  • Ultra-fast Inference and Significant Reduction in Cost: The inference latency only consists of running neural network inference, followed by a hash table lookup. In the end, only selected chunks require simple weighted aggregation and sorting of only a handful of candidates. You will likely see 10–100x faster retrieval compared to embeddings and vector databases. Furthermore, with ThirdAI’s groundbreaking sparse neural network training algorithms, we can train and deploy these models on ordinary CPUs.
  • Continual Learning with Incrementally Teachable Indexing: The neural index can be trained, using any pair of texts that are similar in semantic meaning. This implies that the retrieval system can be continually trained to specialize for any desirable task or domain. Getting text pairs for training is not hard. First they can be easily generated in self-supervised manner. Also, they are naturally available in any production system with user interaction.

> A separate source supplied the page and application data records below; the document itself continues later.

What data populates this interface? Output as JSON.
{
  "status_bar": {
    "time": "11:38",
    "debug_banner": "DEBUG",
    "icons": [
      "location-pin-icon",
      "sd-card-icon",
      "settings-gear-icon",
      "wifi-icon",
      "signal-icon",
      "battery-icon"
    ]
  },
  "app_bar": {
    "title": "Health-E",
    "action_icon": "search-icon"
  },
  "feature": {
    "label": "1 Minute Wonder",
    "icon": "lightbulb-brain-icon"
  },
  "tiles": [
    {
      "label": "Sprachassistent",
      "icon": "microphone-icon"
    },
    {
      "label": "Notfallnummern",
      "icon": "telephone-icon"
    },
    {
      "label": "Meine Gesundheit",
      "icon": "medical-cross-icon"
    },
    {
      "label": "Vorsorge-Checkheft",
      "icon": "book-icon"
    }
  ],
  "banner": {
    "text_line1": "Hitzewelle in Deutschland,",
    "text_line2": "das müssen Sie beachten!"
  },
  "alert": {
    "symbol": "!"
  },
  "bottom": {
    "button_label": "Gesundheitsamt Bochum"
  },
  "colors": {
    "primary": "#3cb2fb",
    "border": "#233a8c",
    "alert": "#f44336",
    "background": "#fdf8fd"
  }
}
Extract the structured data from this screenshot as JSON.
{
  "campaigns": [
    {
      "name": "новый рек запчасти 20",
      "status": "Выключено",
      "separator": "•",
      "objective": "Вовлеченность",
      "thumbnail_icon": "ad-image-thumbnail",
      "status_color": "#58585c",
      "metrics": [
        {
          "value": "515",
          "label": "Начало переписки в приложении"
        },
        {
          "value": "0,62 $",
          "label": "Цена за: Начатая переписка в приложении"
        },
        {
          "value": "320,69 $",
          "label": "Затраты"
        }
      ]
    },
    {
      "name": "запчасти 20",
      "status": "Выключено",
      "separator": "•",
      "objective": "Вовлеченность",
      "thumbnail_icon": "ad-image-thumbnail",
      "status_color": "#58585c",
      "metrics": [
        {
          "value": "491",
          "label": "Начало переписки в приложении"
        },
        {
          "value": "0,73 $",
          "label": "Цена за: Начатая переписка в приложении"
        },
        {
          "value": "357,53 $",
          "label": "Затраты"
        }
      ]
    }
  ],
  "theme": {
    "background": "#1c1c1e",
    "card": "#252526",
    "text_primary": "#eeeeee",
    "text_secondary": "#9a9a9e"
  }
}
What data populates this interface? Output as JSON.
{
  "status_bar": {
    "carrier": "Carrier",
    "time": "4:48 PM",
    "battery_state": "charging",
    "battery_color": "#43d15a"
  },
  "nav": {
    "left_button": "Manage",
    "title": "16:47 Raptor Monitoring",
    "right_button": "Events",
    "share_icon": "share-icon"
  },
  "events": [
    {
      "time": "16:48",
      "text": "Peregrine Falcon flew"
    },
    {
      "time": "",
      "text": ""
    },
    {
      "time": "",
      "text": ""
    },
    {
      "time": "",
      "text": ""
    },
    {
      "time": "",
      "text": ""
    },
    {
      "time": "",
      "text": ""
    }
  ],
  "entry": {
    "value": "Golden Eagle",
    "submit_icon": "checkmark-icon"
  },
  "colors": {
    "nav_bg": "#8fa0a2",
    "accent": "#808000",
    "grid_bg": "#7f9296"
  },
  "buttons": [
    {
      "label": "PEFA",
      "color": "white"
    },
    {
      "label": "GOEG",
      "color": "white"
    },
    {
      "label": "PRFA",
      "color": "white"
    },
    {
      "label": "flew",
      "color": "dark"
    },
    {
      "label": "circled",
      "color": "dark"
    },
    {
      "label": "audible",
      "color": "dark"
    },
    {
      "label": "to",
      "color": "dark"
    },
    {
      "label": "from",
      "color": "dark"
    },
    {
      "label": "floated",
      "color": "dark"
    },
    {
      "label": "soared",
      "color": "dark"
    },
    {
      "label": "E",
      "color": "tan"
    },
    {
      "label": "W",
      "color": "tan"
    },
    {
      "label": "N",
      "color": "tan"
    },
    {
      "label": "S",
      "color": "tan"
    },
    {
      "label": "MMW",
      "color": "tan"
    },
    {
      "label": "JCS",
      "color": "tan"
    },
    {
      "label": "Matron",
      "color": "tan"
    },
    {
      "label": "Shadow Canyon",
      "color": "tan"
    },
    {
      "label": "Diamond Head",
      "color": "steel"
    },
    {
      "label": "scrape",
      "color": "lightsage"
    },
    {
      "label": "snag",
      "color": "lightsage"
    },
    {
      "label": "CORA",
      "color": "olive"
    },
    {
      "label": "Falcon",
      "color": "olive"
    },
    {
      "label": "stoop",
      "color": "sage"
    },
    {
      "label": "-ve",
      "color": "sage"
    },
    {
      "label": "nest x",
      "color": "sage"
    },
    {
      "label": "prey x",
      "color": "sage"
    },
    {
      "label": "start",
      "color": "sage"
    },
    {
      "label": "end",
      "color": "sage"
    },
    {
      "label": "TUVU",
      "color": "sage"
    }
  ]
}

The ThirdAI Difference

In the next and final blog post in this series (Part 3/3), we will discuss ThirdAI’s neural database ecosystem and how with “dynamic sparsity” we can tame the elephant, the LLMs, to run in any data processing system, whether on-cloud or on-premises. We will also walk over our set of simple auto-tuned Python APIs. These APIs enable you to harness the power of next-generation learning-to-index on your device. Additionally, we will explain how you can create a grounded Pubmed Q&A AI-Agent using simple CPUs and just few lines of Python code, all while maintaining privacy with an air-gapped environment (no Internet required). As demonstrated in the previous post, building such an AI Agent using standard OpenAI embedding and vector database ecosystem would typically cost hundreds of thousands of dollars. You can get all those for essentially no cost on your personal device with ThirdAI.